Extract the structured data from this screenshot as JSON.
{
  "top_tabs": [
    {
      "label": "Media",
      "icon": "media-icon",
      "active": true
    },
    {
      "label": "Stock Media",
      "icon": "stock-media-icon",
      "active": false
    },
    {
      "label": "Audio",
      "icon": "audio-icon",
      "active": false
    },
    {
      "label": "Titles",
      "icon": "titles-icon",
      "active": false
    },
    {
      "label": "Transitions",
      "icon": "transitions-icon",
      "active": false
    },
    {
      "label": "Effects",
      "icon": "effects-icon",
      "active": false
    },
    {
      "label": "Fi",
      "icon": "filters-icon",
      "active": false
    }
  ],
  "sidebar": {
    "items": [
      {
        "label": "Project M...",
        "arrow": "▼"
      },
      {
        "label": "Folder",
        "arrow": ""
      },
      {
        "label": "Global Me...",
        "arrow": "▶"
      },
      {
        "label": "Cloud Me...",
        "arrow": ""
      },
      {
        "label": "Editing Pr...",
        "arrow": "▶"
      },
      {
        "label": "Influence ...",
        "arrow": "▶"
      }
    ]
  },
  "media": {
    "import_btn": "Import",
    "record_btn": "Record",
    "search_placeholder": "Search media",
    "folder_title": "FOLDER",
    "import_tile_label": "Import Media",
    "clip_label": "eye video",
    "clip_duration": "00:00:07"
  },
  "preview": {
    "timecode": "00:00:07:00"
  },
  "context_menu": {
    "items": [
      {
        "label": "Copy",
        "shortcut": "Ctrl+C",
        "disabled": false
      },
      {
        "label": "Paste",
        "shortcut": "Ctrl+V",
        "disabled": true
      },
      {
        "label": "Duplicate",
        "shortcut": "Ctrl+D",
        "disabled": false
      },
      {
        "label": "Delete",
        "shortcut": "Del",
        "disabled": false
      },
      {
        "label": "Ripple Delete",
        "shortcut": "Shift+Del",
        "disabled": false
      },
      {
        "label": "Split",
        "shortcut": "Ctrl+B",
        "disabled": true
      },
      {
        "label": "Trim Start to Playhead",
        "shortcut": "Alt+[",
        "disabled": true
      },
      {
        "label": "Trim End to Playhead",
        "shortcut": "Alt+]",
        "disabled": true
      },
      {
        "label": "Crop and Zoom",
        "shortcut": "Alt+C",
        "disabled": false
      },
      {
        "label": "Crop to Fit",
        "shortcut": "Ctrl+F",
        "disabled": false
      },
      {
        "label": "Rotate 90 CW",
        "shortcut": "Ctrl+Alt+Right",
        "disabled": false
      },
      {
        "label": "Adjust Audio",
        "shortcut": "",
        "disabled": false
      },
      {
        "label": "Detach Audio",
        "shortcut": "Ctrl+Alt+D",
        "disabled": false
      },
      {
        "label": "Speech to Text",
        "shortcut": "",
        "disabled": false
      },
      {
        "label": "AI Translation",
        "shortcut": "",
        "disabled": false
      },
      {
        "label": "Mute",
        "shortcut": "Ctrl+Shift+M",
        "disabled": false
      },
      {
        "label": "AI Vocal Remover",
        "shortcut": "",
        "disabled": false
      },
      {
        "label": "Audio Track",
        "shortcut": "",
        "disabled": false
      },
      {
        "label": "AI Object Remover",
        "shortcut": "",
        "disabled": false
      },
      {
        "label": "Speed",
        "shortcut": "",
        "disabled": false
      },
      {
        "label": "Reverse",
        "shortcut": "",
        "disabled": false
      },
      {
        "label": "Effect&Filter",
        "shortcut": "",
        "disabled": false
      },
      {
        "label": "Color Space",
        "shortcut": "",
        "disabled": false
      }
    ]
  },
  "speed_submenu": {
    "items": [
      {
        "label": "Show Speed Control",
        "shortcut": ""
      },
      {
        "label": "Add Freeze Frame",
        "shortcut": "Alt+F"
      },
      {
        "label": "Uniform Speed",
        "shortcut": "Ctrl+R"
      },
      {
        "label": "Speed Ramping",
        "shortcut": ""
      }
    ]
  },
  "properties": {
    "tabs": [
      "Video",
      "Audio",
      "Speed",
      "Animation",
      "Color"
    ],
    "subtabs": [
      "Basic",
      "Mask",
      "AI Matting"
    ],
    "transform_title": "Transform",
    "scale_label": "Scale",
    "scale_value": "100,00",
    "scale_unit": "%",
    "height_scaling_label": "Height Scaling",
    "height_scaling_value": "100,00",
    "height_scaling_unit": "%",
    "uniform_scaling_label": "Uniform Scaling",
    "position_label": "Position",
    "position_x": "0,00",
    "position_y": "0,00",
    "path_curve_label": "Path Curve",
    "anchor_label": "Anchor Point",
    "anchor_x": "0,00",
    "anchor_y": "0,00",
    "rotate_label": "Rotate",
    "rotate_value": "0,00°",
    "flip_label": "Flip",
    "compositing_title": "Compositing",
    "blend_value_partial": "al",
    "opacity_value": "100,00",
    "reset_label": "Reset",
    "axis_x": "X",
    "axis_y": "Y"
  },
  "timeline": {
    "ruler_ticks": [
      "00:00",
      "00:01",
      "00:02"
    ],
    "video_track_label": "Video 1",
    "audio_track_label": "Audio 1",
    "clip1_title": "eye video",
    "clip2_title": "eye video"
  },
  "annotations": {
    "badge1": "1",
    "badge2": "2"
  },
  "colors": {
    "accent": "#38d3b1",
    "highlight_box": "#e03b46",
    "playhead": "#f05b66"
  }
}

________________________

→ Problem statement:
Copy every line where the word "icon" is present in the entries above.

→ Solution for this exercise:
      "icon": "media-icon",
      "icon": "stock-media-icon",
      "icon": "audio-icon",
      "icon": "titles-icon",
      "icon": "transitions-icon",
      "icon": "effects-icon",
      "icon": "filters-icon",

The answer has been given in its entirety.